Dataset rows describing interfaces
########################################

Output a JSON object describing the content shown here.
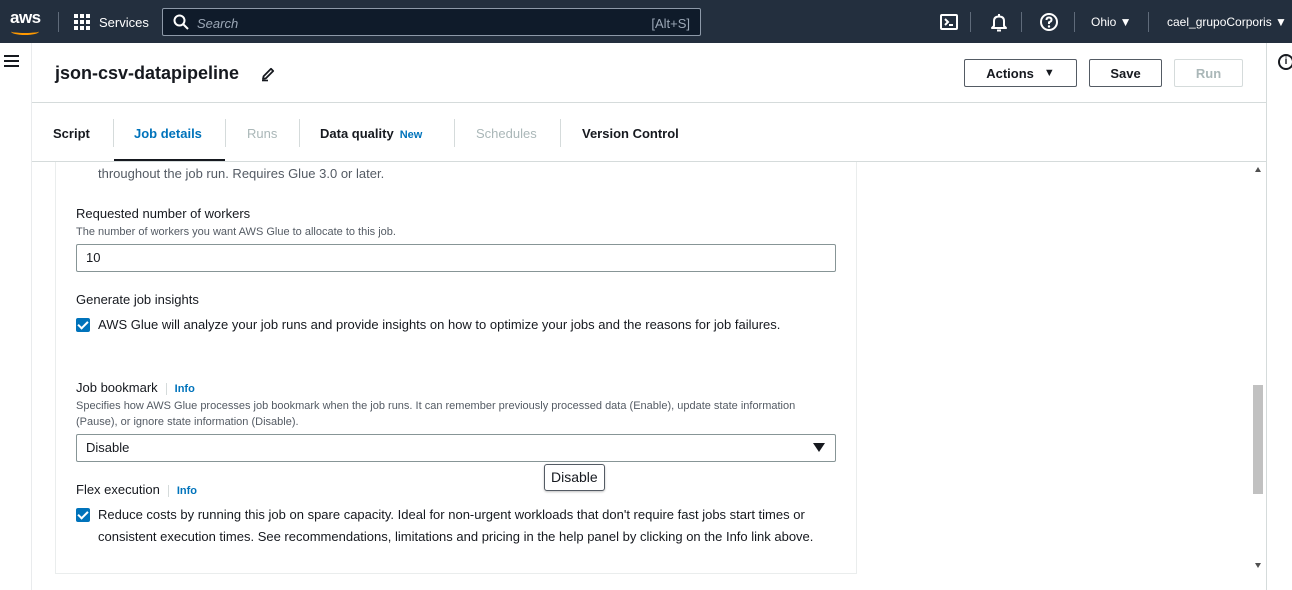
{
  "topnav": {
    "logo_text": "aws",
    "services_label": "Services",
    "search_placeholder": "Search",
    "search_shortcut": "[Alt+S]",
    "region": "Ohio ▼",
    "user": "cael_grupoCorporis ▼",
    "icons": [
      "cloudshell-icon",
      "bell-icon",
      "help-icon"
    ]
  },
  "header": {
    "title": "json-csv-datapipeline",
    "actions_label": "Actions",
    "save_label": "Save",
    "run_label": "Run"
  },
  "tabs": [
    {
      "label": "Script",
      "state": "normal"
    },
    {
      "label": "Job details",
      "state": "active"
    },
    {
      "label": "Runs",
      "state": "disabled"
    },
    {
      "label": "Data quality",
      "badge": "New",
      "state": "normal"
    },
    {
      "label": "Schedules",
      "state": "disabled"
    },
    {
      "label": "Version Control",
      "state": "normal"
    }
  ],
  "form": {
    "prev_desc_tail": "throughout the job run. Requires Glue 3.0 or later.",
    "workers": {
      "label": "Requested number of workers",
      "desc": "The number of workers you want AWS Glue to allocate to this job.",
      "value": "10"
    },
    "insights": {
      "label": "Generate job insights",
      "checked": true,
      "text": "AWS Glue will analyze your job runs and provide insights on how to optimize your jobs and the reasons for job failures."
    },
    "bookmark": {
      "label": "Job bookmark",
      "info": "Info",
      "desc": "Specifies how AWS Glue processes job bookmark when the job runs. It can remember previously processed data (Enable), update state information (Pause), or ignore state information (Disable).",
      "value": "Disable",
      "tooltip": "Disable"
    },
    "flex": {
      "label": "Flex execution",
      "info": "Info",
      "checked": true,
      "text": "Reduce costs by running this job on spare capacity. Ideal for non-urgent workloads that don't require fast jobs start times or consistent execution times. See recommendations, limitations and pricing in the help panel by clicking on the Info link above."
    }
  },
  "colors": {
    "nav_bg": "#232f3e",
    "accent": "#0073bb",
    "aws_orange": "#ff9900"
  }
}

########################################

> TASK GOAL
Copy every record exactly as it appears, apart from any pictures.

> WRITTEN ANSWER
Output a JSON object describing the content shown here.
{
  "topnav": {
    "logo_text": "aws",
    "services_label": "Services",
    "search_placeholder": "Search",
    "search_shortcut": "[Alt+S]",
    "region": "Ohio ▼",
    "user": "cael_grupoCorporis ▼",
    "icons": [
      "cloudshell-icon",
      "bell-icon",
      "help-icon"
    ]
  },
  "header": {
    "title": "json-csv-datapipeline",
    "actions_label": "Actions",
    "save_label": "Save",
    "run_label": "Run"
  },
  "tabs": [
    {
      "label": "Script",
      "state": "normal"
    },
    {
      "label": "Job details",
      "state": "active"
    },
    {
      "label": "Runs",
      "state": "disabled"
    },
    {
      "label": "Data quality",
      "badge": "New",
      "state": "normal"
    },
    {
      "label": "Schedules",
      "state": "disabled"
    },
    {
      "label": "Version Control",
      "state": "normal"
    }
  ],
  "form": {
    "prev_desc_tail": "throughout the job run. Requires Glue 3.0 or later.",
    "workers": {
      "label": "Requested number of workers",
      "desc": "The number of workers you want AWS Glue to allocate to this job.",
      "value": "10"
    },
    "insights": {
      "label": "Generate job insights",
      "checked": true,
      "text": "AWS Glue will analyze your job runs and provide insights on how to optimize your jobs and the reasons for job failures."
    },
    "bookmark": {
      "label": "Job bookmark",
      "info": "Info",
      "desc": "Specifies how AWS Glue processes job bookmark when the job runs. It can remember previously processed data (Enable), update state information (Pause), or ignore state information (Disable).",
      "value": "Disable",
      "tooltip": "Disable"
    },
    "flex": {
      "label": "Flex execution",
      "info": "Info",
      "checked": true,
      "text": "Reduce costs by running this job on spare capacity. Ideal for non-urgent workloads that don't require fast jobs start times or consistent execution times. See recommendations, limitations and pricing in the help panel by clicking on the Info link above."
    }
  },
  "colors": {
    "nav_bg": "#232f3e",
    "accent": "#0073bb",
    "aws_orange": "#ff9900"
  }
}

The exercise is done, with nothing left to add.